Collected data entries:
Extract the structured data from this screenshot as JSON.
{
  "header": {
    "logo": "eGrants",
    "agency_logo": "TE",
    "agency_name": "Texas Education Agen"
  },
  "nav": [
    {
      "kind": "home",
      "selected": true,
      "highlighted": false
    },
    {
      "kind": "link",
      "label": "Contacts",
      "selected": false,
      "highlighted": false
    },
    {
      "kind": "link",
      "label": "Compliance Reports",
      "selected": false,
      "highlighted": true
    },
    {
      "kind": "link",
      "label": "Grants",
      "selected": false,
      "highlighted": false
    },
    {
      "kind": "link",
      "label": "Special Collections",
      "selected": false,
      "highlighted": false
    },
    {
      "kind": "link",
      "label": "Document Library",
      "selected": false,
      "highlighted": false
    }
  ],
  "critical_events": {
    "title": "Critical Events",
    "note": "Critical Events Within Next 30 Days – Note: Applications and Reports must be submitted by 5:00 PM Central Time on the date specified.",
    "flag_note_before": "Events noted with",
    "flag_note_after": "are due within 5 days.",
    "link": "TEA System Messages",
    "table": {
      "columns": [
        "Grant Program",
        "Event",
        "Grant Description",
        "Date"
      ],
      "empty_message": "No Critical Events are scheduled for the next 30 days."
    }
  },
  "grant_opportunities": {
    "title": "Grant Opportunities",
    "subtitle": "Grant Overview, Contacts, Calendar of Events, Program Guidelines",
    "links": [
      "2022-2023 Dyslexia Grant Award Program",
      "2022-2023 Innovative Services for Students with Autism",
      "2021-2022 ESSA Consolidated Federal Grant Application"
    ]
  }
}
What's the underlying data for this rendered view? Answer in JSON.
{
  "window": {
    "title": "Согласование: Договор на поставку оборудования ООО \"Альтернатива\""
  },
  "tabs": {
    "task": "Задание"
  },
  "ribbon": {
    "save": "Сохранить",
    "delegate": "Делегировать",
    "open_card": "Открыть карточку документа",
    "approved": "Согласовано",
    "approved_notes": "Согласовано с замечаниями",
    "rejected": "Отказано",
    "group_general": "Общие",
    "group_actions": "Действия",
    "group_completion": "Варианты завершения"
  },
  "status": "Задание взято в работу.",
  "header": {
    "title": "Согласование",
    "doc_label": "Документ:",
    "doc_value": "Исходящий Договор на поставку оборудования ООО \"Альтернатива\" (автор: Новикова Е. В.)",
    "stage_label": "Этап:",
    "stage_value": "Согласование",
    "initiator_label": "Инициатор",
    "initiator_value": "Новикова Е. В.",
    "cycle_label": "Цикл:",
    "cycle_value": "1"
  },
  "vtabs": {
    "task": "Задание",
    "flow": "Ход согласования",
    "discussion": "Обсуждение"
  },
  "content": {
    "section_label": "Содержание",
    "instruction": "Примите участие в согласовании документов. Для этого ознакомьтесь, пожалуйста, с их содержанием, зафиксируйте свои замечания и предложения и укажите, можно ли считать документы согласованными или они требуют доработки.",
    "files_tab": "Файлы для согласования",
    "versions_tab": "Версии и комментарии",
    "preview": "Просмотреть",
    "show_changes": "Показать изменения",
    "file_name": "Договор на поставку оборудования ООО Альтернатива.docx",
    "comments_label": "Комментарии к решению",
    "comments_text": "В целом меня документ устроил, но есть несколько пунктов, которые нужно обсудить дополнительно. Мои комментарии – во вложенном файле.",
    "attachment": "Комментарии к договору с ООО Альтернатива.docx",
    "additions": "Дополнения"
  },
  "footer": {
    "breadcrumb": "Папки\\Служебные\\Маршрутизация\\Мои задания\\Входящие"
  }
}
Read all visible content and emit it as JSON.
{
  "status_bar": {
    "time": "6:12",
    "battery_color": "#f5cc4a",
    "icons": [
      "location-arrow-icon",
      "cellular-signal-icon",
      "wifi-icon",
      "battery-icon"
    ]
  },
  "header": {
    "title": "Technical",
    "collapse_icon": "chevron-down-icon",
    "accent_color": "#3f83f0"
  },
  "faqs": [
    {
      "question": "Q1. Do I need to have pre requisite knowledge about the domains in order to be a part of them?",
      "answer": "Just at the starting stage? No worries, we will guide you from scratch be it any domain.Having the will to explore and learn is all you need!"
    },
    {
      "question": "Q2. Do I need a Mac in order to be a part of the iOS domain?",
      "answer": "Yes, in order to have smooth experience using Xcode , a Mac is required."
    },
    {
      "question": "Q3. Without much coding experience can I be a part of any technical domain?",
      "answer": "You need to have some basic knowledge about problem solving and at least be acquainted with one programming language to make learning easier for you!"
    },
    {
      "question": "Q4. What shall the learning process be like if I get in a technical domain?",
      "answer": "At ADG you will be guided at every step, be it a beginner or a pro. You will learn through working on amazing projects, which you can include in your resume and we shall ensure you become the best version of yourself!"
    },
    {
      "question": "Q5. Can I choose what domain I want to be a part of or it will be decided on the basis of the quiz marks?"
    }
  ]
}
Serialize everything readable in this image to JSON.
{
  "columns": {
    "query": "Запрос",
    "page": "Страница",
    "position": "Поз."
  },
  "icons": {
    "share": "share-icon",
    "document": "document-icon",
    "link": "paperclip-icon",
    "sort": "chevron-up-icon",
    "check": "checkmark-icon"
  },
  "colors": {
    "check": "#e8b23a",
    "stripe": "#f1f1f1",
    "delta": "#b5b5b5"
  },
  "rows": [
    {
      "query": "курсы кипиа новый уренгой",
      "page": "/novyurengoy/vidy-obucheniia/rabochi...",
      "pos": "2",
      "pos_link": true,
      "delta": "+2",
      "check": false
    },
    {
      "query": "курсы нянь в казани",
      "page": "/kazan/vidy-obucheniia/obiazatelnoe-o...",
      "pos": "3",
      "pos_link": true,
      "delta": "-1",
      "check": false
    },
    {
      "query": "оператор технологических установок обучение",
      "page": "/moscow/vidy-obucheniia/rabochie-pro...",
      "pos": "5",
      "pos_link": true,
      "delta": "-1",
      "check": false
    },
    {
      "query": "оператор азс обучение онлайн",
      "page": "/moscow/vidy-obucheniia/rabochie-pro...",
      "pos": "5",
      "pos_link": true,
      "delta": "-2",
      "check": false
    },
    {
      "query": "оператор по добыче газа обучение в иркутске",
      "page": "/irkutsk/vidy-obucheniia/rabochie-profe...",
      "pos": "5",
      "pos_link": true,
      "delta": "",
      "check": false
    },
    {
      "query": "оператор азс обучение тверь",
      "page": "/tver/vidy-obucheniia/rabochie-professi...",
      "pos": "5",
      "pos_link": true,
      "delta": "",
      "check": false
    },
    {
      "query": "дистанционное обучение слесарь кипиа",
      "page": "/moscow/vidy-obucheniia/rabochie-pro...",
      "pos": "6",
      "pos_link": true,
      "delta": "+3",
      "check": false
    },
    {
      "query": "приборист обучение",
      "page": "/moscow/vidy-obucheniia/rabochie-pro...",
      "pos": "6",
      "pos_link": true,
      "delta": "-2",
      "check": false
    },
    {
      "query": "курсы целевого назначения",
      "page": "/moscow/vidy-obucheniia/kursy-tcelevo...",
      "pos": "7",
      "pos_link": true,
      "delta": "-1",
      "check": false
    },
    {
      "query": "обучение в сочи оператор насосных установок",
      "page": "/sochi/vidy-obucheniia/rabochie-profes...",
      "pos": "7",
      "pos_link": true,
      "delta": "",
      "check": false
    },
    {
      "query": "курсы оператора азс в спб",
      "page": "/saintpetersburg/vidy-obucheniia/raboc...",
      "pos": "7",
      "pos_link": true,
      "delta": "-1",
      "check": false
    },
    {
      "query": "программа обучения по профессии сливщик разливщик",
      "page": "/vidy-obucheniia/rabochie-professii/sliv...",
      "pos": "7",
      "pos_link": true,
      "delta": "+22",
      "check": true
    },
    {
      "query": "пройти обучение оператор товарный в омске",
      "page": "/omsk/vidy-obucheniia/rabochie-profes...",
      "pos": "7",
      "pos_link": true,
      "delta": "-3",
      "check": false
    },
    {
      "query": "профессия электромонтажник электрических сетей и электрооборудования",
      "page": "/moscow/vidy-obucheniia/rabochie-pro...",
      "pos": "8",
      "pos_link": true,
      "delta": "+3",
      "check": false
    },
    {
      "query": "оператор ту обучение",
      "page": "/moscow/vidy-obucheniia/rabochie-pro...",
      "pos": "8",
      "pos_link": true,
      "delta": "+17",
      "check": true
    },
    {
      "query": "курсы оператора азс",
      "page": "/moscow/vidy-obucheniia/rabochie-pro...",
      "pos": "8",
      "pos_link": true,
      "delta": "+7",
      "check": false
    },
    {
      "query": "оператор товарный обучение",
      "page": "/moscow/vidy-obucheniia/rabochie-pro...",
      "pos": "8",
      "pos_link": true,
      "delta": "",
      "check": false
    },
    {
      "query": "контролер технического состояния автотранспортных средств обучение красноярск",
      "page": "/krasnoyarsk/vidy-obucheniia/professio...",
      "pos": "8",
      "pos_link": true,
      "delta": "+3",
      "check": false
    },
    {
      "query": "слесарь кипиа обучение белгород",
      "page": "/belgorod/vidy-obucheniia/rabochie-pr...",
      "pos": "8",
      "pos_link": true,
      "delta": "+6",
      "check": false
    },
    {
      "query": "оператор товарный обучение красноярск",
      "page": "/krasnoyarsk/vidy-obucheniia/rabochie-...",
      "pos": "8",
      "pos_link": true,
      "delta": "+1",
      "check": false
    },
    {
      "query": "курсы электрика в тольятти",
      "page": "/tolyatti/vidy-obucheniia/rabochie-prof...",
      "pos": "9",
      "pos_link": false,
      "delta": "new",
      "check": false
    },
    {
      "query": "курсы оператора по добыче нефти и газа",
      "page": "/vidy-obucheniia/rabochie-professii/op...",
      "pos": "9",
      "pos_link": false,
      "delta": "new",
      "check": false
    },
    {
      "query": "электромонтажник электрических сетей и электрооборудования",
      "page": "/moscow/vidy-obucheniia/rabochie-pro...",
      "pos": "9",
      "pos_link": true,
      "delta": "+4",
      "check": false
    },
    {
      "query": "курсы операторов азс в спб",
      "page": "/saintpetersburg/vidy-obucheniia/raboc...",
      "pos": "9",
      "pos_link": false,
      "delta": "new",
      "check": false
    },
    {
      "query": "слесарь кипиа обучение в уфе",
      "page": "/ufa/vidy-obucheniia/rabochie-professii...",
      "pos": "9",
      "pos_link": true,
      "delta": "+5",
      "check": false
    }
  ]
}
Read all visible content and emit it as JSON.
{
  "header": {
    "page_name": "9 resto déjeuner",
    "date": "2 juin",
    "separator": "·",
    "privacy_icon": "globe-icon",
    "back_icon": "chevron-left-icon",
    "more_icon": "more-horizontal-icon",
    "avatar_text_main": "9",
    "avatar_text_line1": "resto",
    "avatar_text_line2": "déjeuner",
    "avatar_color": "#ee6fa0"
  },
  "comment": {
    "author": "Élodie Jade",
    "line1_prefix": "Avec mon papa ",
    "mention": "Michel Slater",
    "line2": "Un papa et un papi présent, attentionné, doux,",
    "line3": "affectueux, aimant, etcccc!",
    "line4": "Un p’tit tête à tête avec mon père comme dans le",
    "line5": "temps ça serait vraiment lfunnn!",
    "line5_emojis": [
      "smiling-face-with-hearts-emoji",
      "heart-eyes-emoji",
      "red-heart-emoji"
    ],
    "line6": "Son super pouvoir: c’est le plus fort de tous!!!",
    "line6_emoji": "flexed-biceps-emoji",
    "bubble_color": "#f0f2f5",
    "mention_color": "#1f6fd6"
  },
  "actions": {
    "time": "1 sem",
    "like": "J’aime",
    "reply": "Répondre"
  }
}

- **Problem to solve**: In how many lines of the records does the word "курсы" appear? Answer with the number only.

- **Answer to this problem**: 8